What is the Difference Between a Trademark, a Patent, and a Copyright?


Often people get confused as to whether they need a trademark, a patent, or a copyright.  Though they are all similar forms of intellectual property that are filed with the United States federal government, they all have their unique purpose.  If you file a trademark when you need a patent or a trademark when you need a copyright, you will not end up with the protection you want.  I am going to give a brief summary for what each type of intellectual property is commonly used. 


  1. Patent: A patent gives you a 15-20 year window to exclude all others from making, selling, or using something that you invented.  Examples of this can be a process, machine, article of manufacture, or composition of matter when it comes to utility patents.  To obtain a utility patent, you must have an idea that is useful, novel, and nonobvious.  Another alternative type of patent is a design patent.  A design patent protects the ornamental appearance of something.  In a nutshell, a patent is the right to protect an invention.


  1. Trademark: A trademark is a word, symbol, design, or phrase which identifies the source of a product or service.  Trademarks protect what identifies a company.  They can also identify universities, artists, and so forth.   Trademarks can last forever if they are properly maintained.  In a nutshell, a registered trademark is essentially the registration of a brand with the United States Patent and Trademark Office (USPTO).  


  1. Copyright: Copyrights are works of art fixed to a tangible medium.  Copyrights include paintings, movies, artwork, writings, certain software, sculptures, songs, and so forth.  Art that is copyrighted is protected from being copied regardless of the medium to which it is being copied.  Design patents, on the other hand, protect the ornamental appearance of something.  Copyrights last the life of the author plus an additional 70 years. 


We at Fargo Patent and Business Law have experience running businesses and understand business.  This unique trait can help bridge the gap between the needs of business and the demands of the legal system.  If you have a question, please don’t hesitate to reach out.

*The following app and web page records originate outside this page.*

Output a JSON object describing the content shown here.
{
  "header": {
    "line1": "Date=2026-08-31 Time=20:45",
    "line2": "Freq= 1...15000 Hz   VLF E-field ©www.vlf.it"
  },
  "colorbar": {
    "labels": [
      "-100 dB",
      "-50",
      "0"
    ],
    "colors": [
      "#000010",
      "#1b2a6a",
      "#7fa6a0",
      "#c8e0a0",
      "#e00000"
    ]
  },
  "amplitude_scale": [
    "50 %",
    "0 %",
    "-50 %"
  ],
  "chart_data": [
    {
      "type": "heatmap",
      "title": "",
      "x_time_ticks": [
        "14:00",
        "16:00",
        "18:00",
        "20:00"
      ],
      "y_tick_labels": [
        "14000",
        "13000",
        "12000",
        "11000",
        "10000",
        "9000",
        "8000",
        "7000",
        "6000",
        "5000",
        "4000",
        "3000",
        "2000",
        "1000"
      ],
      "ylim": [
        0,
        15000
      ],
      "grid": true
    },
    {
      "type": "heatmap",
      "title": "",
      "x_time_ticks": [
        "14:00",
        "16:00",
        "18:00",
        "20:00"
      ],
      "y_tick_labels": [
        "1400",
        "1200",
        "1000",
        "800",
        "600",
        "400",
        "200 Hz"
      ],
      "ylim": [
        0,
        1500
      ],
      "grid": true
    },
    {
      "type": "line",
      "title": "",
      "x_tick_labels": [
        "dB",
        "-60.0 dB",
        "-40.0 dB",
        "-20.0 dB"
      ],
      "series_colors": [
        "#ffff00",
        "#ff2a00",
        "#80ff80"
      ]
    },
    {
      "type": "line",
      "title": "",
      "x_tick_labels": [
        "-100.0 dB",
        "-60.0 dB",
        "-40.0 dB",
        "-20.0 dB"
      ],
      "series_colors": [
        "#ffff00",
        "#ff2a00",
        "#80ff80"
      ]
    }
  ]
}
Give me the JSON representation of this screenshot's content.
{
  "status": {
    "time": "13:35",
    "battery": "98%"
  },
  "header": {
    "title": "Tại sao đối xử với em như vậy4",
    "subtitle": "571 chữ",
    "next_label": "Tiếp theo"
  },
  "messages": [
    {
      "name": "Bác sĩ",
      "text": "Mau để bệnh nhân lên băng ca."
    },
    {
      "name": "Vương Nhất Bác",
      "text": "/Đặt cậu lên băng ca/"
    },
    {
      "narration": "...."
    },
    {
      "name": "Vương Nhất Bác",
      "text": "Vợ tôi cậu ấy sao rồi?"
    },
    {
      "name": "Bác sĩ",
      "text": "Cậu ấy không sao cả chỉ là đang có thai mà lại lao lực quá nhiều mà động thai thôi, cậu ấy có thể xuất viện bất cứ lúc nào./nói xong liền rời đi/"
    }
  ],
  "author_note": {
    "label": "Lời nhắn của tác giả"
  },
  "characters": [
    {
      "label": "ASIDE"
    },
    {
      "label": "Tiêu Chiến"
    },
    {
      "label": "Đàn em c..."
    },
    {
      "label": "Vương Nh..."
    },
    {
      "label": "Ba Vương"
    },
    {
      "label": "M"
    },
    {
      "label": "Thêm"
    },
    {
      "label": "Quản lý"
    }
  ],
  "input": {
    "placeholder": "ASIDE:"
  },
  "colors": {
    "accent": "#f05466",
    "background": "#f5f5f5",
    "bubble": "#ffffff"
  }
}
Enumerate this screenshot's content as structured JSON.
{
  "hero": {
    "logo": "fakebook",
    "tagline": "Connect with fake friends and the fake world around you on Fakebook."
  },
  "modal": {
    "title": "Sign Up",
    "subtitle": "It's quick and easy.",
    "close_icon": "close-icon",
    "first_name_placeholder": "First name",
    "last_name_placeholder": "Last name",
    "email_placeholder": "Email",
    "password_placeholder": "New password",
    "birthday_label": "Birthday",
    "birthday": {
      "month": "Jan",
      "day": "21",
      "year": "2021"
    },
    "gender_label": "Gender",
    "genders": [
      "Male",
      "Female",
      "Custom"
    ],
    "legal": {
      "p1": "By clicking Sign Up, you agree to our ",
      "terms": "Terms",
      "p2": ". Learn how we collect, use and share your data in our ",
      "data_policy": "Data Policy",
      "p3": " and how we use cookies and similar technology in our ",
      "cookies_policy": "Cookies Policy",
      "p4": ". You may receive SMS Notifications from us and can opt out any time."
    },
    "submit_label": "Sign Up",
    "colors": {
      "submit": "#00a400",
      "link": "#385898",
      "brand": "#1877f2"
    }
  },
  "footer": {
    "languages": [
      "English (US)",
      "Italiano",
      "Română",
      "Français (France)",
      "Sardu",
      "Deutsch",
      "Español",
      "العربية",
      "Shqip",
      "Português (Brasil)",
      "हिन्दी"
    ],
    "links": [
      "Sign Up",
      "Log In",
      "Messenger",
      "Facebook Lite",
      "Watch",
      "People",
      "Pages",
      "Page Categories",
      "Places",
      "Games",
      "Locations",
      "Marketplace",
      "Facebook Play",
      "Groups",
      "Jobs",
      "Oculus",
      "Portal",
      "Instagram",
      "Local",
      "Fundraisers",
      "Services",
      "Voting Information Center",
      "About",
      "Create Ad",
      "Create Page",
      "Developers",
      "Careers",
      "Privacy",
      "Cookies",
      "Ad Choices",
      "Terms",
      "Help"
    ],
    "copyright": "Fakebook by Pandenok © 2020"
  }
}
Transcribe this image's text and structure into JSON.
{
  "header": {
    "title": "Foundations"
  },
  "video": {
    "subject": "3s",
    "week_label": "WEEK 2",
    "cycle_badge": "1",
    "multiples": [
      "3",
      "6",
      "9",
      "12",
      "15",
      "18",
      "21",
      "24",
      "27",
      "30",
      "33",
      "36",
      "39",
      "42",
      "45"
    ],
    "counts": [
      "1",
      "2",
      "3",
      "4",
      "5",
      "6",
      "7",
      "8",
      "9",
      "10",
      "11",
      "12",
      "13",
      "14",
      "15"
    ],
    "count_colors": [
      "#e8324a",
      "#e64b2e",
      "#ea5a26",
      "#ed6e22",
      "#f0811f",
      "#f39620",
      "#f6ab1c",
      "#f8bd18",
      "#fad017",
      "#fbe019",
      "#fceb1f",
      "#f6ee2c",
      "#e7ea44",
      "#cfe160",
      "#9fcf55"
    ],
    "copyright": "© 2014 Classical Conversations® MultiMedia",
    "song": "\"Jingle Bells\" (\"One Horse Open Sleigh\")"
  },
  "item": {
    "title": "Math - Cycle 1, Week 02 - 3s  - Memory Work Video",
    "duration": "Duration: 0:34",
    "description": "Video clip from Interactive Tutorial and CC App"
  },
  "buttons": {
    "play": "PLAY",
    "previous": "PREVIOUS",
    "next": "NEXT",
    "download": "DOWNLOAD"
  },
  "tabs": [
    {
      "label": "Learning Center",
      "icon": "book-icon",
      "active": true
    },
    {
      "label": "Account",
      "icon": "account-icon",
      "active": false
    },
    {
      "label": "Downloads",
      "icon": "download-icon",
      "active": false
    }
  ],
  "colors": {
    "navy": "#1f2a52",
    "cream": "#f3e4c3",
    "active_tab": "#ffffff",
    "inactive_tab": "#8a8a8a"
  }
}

Fargo Patent & Business Law, PLLC – in**@fa************.com – 701-566-7571